futures-rs is a crate which adds utility and abstraction over futures:
SinkExt. You don't need them for async programming, but they would be usefull (stream and guys probably the most), also some synchronization primitives.
Tokio brings an async runtime (some runtime is needed to execute futures), and some additional utility to handle with environment in async way: IO, time, unix signals, also synchronization primitives (some of them provided by futures-rs, some not). Tokio is build on futures-rs, but it exports things it uses, so there is no need to depend on futures-rs if you are not using additional things which tokio doesn't reexport.
There is also async-std which want to bring API very similar to standard lib, but for async programming - somehow like futures-rs and tokio merged together. It uses different executor than tokio. I don't know which one is better, but for sure I know that there are things which there are not in async-std, but they are in futures-rs.

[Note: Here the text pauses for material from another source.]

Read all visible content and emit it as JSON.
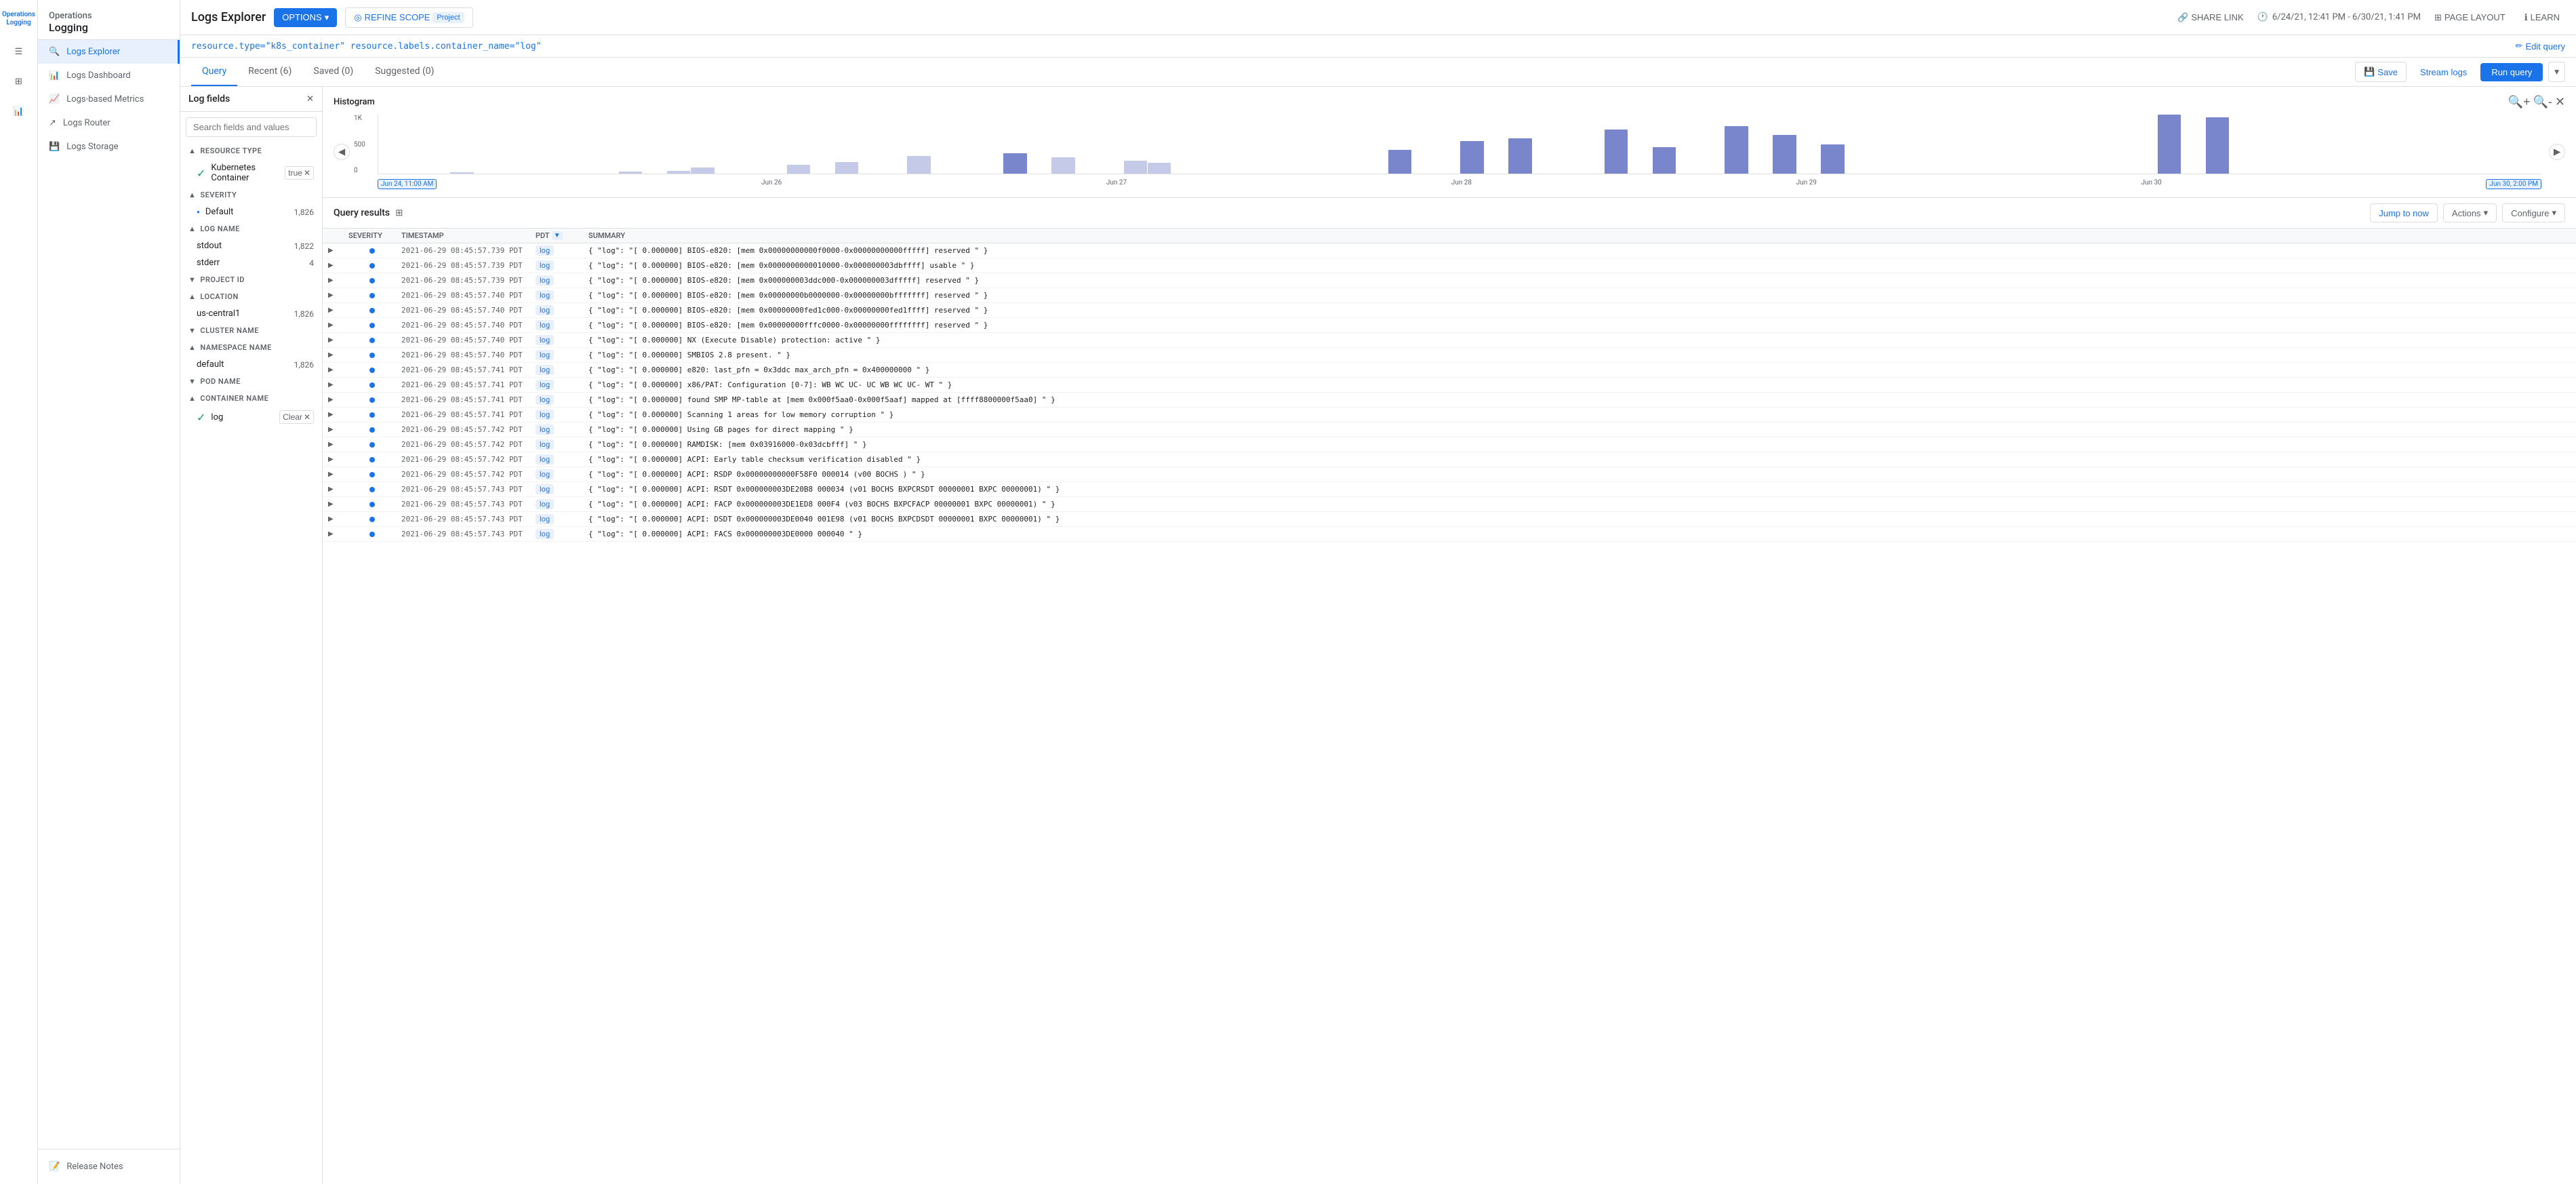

About your usecase - I don't see a question. You found correct tools to do this, you will just need a runtime for your async code (probably tokio or async-std). The question is if this is a good choise to do this as async code - if all your futures are just cpu-bound calculations, and you want split them on thread this way, it is probably not - rayon and traditional concurrency is a way to go. Keep in mind, that "concurrent" is not the same as "parallel". Async programming is a tool for avoiding busy-waiting for things which are not there (so for example for handling network connections, maybe some kind of input, or reading huge files). It doesn't do well with typical parallel execution, cause executor and futures are just an extra overhead.